This year’s new, next-generation, 2019 G-Class is only the second generation of the model, representing the first time Mercedes completely re-engineered and restyled the G – although the company made many modifications and improvements to the original version through its four decades.
This year’s new model is larger than the first generation G, with its expanded dimensions translating into more cabin space for occupants. It also has smoother, more compliant command of roads, due to changes that include a lower center of gravity and an independent front suspension that frees the front wheels to respond separately to bumps, rather than reacting together.
While it improves its road manners and simultaneously keeps its rough-terrain credentials, the 2019 G550 also retains the status value that is a large part of a luxury car’s allure. The Mercedes G is so expensive, and it stands out so conspicuously due to its shape, that its drivers enjoy heaps of exclusivity and I-have-something-you-don’t-have notoriety.
That was apparent from the many glances my evaluation model received from other motorists on Merrimack Valley streets. A number of people gave the G a thumbs-up as they passed. As I loaded in groceries at a Market Basket parking lot, a man and his driving-age daughter stopped for a long conversation about the car.
The pampering aspects of the G-Class came through in experiences like the seat massage feature – part of a high-priced “Exclusive Interior Package” option that helped drive the bottom-line price of my test model to $140,195. A friend sampling the selectable massage settings in the front passenger seat commented, “I don’t know why anyone would ever turn this off.”
Its high-stepping, rough-stuff traction paid off for me in downtown Boston. Parallel parked alongside a high curb, the G-Class was hemmed in closely at both front and rear. To leave the parking space, I cut the front wheels hard to swing a back corner of the car over the curb and up onto the sidewalk. The G-Class stepped down from the perch as effortlessly as it had backed onto it.
As we said at the start, there’s overlap between earlier Mercedes-Benz models and cars the company makes today. The earlier Mercedes were very nicely outfitted and amply equipped. And the company today still strives to build models with rock-solid fundamentals. But only the G-Class makes those fundamentals plain, showing them off as part of its unique character.
Jeffrey Zygmont is an author of fiction, non-fiction and poetry books, and a long-time auto writer.

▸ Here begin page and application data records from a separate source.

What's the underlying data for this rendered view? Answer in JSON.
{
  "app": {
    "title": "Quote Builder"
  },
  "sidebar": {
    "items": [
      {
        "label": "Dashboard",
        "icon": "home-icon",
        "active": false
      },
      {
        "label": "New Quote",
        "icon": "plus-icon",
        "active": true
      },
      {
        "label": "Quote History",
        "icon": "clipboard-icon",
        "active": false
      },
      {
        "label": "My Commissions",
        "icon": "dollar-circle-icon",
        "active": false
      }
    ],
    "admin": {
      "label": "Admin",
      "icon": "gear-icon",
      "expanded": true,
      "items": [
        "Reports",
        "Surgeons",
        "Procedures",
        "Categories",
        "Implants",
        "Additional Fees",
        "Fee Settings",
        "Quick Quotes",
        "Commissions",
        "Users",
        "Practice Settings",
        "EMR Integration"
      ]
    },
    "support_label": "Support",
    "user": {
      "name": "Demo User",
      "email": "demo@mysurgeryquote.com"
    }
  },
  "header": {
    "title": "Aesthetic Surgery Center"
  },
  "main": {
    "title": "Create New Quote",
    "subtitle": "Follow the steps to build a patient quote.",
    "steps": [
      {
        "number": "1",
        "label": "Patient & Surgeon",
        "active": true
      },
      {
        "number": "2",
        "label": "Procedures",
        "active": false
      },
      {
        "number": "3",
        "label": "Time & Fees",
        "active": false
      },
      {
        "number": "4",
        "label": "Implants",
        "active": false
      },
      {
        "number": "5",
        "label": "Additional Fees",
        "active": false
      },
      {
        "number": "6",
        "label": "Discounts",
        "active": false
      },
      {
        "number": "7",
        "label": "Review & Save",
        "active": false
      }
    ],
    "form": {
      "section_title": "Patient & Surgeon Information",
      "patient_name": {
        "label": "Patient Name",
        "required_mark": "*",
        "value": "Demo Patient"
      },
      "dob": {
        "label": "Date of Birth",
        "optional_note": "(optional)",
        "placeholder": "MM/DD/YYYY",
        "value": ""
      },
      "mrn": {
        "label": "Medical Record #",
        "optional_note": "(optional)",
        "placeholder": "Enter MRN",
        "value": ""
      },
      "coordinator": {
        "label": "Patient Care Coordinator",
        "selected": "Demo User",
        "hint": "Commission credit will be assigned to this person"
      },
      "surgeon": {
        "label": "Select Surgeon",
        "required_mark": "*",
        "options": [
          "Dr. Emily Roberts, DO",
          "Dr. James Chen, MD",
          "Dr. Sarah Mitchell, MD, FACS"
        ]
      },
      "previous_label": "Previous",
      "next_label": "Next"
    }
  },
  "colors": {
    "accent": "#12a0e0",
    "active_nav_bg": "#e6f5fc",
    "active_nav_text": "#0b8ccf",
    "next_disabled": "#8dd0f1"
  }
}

Contact him at www.jeffreyzygmont.com.
2019 Mercedes-Benz G-Class
Vehicle type: 4-door, 5-passenger, four-wheel-drive luxury sport-utility vehicle
Price range: $125,495 to $148,495 (plus options)
Base engine: 4.0-liter turbocharged V8
Power: 416 horsepower at 5,250 rpm; 450 lb.-ft. torque at 2,250 rpm
Transmission: 9-speed automatic
Fuel economy: 13 mpg city; 17 mpg highway
Wheelbase: 114 inches
Length: 190 inches
Width: 86 inches
Height: 77 inches
Weight: 5,551 pounds
Turning Circle: 44.6 feet
Fuel capacity: 26.4 gallons